From the entries provided below, copy each line that contains the word "components".
**** STUDY MATERIAL ****
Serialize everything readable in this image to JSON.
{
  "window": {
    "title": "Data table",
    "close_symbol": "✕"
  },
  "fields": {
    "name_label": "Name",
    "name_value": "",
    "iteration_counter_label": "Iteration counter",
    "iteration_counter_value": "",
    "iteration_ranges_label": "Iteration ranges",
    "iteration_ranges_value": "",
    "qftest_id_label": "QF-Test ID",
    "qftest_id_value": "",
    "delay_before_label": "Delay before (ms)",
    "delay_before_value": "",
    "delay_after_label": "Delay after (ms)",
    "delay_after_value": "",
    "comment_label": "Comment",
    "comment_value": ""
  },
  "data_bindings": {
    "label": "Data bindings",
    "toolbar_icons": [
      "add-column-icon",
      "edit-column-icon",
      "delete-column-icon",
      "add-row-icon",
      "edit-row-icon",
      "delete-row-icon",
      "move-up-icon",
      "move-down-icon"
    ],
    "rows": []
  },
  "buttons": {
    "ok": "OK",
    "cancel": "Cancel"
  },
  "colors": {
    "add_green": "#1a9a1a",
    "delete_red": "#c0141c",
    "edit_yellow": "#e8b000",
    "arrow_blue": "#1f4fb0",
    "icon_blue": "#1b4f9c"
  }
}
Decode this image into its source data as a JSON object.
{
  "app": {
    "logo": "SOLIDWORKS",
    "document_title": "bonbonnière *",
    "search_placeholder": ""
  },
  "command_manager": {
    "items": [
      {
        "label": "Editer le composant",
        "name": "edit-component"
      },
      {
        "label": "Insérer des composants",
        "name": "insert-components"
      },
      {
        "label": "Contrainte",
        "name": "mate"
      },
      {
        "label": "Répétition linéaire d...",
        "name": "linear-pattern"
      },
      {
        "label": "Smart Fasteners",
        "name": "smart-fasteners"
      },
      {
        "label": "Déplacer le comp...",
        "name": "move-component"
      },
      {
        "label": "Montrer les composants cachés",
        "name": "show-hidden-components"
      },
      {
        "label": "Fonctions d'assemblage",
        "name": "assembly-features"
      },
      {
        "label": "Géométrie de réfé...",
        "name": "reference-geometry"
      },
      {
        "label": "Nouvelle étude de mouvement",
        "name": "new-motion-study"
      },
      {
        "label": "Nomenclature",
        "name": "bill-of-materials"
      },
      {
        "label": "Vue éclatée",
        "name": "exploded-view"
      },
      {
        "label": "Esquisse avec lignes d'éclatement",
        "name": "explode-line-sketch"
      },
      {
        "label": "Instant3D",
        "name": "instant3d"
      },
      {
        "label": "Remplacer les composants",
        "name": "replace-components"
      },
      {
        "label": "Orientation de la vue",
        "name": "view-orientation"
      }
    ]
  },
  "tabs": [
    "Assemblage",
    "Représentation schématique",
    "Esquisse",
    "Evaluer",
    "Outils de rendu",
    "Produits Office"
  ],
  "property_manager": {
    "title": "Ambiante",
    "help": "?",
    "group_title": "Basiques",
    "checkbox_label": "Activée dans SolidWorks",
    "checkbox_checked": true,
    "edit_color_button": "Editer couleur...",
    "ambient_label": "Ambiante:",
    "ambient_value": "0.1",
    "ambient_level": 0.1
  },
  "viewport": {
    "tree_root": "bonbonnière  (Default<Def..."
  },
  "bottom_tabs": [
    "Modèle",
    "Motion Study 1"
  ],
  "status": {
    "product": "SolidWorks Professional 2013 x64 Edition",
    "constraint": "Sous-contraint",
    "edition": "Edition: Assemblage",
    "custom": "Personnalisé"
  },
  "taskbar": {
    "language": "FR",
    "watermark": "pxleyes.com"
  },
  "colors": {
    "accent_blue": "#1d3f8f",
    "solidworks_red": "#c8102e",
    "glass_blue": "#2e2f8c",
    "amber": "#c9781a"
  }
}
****
--- WRITTEN REPLY ---
        "name": "insert-components"
        "name": "show-hidden-components"
        "name": "replace-components"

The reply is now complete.